**Problem:** Search the entries for the word "School". Copy each line in which it is found.

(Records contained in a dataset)
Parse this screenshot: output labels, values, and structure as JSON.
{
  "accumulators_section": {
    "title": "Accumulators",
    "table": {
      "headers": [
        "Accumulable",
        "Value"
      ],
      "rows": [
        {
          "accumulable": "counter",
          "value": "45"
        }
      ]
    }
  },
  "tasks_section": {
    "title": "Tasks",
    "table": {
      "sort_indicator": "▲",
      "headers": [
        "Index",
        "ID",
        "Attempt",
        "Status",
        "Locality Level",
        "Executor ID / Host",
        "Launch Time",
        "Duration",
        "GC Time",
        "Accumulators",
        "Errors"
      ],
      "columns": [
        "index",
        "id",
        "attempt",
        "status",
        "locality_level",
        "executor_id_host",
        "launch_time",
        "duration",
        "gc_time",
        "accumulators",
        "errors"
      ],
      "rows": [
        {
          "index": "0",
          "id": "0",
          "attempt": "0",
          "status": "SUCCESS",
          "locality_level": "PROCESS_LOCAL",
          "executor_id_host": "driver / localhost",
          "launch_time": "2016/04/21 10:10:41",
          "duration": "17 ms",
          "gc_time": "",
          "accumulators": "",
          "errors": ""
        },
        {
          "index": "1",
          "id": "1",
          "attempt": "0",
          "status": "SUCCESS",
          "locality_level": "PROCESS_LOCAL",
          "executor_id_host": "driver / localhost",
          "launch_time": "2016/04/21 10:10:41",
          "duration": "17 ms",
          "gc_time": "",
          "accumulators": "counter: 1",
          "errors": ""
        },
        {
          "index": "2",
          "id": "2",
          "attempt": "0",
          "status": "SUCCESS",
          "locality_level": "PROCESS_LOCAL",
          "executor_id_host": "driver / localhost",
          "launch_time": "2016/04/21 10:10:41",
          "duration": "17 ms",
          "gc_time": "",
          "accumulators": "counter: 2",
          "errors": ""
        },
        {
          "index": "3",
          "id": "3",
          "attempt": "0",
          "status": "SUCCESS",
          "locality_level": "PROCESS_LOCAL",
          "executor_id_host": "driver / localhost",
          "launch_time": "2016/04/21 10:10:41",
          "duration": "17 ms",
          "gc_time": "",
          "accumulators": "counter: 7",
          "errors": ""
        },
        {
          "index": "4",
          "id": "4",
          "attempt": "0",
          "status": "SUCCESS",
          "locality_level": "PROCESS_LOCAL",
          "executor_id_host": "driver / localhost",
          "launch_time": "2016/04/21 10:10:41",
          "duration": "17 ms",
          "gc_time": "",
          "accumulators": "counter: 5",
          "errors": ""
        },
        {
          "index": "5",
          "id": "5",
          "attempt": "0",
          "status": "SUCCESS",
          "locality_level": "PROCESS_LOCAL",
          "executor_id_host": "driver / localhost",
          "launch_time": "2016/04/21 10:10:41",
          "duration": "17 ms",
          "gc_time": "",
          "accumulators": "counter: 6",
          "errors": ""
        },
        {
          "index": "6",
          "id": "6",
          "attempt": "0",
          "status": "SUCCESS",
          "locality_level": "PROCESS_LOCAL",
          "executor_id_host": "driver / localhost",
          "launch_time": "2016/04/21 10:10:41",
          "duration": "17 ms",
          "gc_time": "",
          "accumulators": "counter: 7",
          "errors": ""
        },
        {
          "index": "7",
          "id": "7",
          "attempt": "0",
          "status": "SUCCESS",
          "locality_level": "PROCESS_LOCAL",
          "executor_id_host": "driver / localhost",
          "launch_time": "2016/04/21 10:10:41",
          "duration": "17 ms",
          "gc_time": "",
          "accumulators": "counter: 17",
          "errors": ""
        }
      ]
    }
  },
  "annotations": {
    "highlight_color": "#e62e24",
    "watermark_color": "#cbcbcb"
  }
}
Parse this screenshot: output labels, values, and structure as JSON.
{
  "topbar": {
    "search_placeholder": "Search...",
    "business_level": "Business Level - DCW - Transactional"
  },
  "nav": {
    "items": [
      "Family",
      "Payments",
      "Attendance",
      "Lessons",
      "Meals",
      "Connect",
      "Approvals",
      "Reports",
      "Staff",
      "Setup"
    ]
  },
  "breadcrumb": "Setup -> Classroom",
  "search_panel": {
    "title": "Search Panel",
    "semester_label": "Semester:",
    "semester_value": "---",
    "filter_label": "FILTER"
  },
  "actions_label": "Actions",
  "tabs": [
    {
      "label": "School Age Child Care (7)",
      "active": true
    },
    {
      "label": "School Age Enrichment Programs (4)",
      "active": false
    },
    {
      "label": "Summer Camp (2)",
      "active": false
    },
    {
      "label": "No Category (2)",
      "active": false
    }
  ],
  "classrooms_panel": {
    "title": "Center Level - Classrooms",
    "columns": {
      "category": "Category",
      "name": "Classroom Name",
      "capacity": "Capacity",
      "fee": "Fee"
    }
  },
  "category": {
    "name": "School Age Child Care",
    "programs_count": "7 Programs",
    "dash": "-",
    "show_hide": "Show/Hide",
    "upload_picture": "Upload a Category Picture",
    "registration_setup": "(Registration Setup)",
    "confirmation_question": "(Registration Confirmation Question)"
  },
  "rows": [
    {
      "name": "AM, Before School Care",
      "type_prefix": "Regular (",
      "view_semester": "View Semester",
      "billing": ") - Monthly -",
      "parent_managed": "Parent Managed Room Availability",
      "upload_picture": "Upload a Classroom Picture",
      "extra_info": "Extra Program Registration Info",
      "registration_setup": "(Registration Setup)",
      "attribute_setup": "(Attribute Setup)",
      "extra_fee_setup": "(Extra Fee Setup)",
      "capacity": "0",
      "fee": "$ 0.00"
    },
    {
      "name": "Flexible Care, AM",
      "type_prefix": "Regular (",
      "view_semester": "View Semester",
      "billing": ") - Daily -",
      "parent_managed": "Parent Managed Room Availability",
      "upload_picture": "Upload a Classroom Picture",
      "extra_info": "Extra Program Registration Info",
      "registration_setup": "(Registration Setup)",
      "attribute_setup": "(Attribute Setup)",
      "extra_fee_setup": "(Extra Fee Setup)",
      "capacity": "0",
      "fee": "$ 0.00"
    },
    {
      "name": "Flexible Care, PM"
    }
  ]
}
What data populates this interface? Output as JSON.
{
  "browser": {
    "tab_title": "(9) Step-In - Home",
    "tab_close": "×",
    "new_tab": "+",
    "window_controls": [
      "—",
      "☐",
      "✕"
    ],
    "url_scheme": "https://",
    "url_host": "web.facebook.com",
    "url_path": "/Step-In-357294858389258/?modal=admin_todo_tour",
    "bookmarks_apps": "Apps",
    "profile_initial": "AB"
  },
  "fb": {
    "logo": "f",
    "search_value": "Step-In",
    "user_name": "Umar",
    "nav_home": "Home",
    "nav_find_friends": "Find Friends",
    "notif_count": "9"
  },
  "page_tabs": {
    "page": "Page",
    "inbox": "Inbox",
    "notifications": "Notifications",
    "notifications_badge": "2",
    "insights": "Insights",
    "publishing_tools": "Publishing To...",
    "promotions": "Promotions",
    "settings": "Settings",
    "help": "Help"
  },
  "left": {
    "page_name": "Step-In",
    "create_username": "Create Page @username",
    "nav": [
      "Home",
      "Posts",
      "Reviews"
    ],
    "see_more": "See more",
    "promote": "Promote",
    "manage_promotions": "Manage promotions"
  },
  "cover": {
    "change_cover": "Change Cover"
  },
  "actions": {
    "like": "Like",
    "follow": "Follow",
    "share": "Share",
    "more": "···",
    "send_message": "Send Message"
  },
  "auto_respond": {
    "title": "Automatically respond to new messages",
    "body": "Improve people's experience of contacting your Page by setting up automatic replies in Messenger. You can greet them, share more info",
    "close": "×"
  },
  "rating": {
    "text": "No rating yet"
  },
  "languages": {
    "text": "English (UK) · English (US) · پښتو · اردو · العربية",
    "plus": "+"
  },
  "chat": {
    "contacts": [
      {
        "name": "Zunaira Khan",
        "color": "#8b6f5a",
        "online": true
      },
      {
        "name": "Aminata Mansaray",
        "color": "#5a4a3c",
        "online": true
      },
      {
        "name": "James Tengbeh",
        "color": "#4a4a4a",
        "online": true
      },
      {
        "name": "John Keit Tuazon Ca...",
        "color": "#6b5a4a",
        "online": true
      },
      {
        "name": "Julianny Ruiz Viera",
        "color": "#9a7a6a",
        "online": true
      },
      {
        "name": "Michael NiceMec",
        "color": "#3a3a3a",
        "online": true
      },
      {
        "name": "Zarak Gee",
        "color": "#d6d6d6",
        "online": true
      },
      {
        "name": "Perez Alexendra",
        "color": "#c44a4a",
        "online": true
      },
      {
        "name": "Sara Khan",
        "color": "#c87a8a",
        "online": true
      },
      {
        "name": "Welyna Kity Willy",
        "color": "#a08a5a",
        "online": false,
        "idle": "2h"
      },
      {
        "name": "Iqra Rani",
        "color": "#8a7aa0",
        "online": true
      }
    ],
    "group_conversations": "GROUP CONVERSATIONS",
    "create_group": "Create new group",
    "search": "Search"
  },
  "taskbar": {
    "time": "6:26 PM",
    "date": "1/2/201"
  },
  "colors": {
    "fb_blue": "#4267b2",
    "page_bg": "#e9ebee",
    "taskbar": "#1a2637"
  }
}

**Worked solution:**
      "label": "School Age Child Care (7)",
      "label": "School Age Enrichment Programs (4)",
    "name": "School Age Child Care",
      "name": "AM, Before School Care",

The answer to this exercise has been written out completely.